"Admit it," challenges a friend.
"Would you be at all interested in the new TV series Crossing Lines if William Fichtner wasn't the star?"
"But he is," is my response. And as far as I'm concerned after watching the first two hours of this new European made thriller he's reason enough to keep watching.
The first year of Crossing Lines starring William Fichtner premieres on CBC-TV on Tuesday October 8 at 9 p.m.
When I reached the affable Cheektowaga native in Prague where he's busy filming the second season I reminded him I'd first interviewed him in Toronto at CTV's fall 2005 launch for a much heralded sci fi series (made by ABC) called Invasion.

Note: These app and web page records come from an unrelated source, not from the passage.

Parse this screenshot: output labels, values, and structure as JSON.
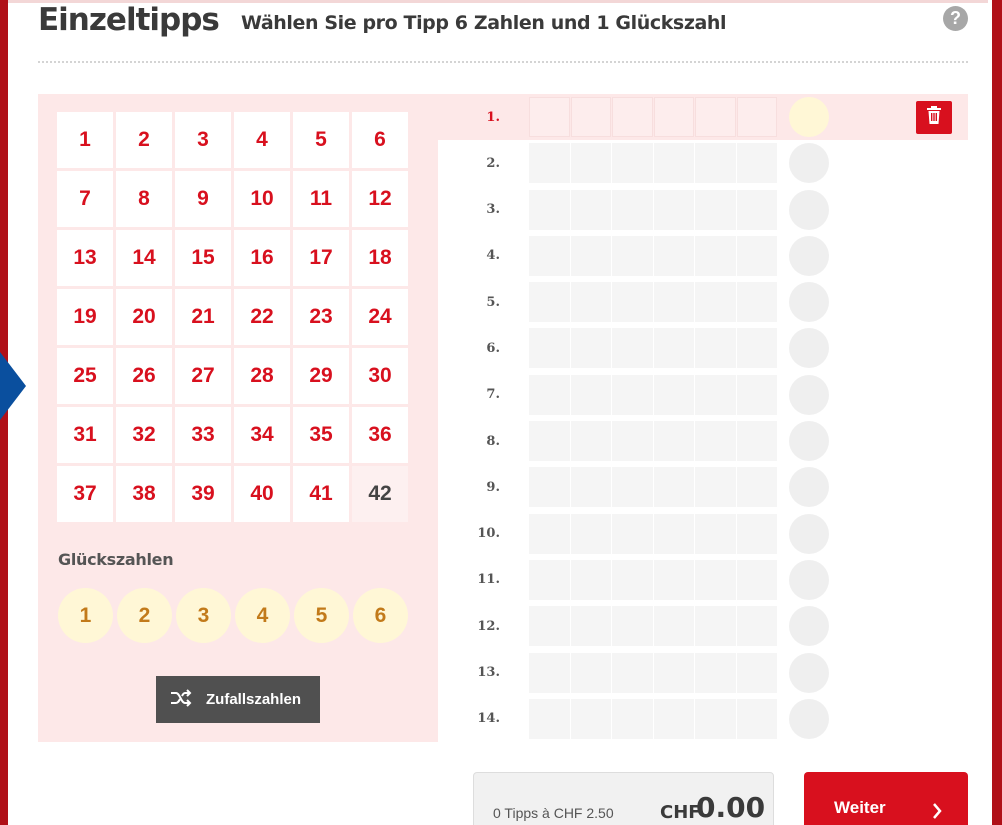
{
  "header": {
    "title": "Einzeltipps",
    "subtitle": "Wählen Sie pro Tipp 6 Zahlen und 1 Glückszahl",
    "help_icon": "?"
  },
  "number_grid": {
    "numbers": [
      "1",
      "2",
      "3",
      "4",
      "5",
      "6",
      "7",
      "8",
      "9",
      "10",
      "11",
      "12",
      "13",
      "14",
      "15",
      "16",
      "17",
      "18",
      "19",
      "20",
      "21",
      "22",
      "23",
      "24",
      "25",
      "26",
      "27",
      "28",
      "29",
      "30",
      "31",
      "32",
      "33",
      "34",
      "35",
      "36",
      "37",
      "38",
      "39",
      "40",
      "41",
      "42"
    ],
    "dimmed_number": "42"
  },
  "lucky": {
    "heading": "Glückszahlen",
    "numbers": [
      "1",
      "2",
      "3",
      "4",
      "5",
      "6"
    ]
  },
  "random_button": {
    "label": "Zufallszahlen",
    "icon": "shuffle-icon"
  },
  "tips": {
    "rows": [
      "1.",
      "2.",
      "3.",
      "4.",
      "5.",
      "6.",
      "7.",
      "8.",
      "9.",
      "10.",
      "11.",
      "12.",
      "13.",
      "14."
    ],
    "active_row": "1.",
    "delete_icon": "trash-icon"
  },
  "summary": {
    "count_label": "0 Tipps à CHF  2.50",
    "currency": "CHF",
    "total": "0.00"
  },
  "next_button": {
    "label": "Weiter",
    "icon": "chevron-right-icon"
  },
  "colors": {
    "accent_red": "#d8101e",
    "panel_pink": "#fde8e8",
    "lucky_yellow": "#fff7d6",
    "lucky_text": "#c27a1a",
    "side_blue": "#0a4f9e"
  }
}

Fichtner was nothing short of sensational as the curious and evil alien romancing and marrying Canadian co-star Kari Matchett in what I still consider one of the best TV pilots.
"The network kept asking 'When are the aliens coming?'," laughs Fichtner. And indeed after eight very spooky episodes the concept was watered down to yet another aliens in America tale.
With Crossing Lines Fichtner doesn't have to worry about network interference --this one is an all star European series with a gaggle of stars including a Canadian (Donald Sutherland), a French leading man (Marc Lavoine) plus imports from Italy (Gabriella Pession), Ireland (Richard Flood), Germany (Tom Wiaschiha) and France (Moon Dailly).
Together they have formed a crime fighting unit organized by the International Criminal Court tussling with bureaucrats in various jurisdictions.
We first glimpse Fichtner's character, the ruined and twitchy ex-New York cop Carl Hickman, picking up garbage in a run down Amsterdam circus,
Physically he is a ruin --one hand is completely worthless, pain from various beatings renders him hooked on morphine patches.
As one expects with Fichtner this character is compulsively watchable with his shambling gait, the hoarse, drugged voice, the look of complete ruin.
And yet the determined French leader of the unit Louis Daniel (Lavoine) needs this ex-NYPD cop badly because he remains a brilliant, intuitive detective.
Quickly recruited he is after a ruthless mass murderer who specializes in the torture and sadistic killings of vulnerable, young woman not just in one country but all over western Europe.
Look--this isn't another CSI episode --all neatly wrapped up in 42 minutes.
Crossing Lines is very European in never giving us what we want --a quick resolution.
Fichtner says "I fought at first not to do this because it would mean uprooting my family or even worse leaving them in America for months.
"But the creator Ed Bernero who is a former Chicago cop kept at me and I had to admit the character was completely captured --an American living in a different society. I mean this guy is so fractured, yet he still is among the best in his business."
Fichtner finally agreed and for Season Two which he's currently filming in Prague he brought his family over five weeks early so his son could start school on time.
When I told Fichtner it seemed to me that Lavoine had been expertly dubbed he chuckled. In such an acting smorgasbord it's essential North Americans unused to European actors understand one of the leads.
Fichtner says the same basic crew travels wherever the cast goes although there are tighter restrictions in France. "So far the second year we've filmed in Sofia. Now we're back in Prague."
Fichtner, 56, says he also gets to act with Donald Sutherland."Now that's something else. We talk a lot about the Montreal Expos although I insist on also talking about the Buffalo Sabres."
After Invasion ended Fichtner went right into another series and this time it was one of the most talked about of its time --Prison Break. Cast as the fugitive pursuer, the much misunderstood Alexander Mahone was right up Fichtner's alley of characters with many complex characteristics.
He's also made a habit of scene stealing in such films as Go (with Sarah Polley), Black Hawk Down,
Armageddon, Crash, Date Night and this season's The Lone Ranger.
And, yes, that was Fichtner without the aid of a stunt guy making a very dangerous jump from a moving train to a horse. "We wanted to do that without an edit so you'd know it is not faked."
"Yeah, I'm a character guy. I want to find that good journey. When there's the challenge I make a commitment. Which explains what I'm doing right now living in Prague."
CROSSING LINES PREMIERES ON CBC-TV TUESDAY OCTOBER 8 AT 9 P.M.
MY RATING: *** 1/2.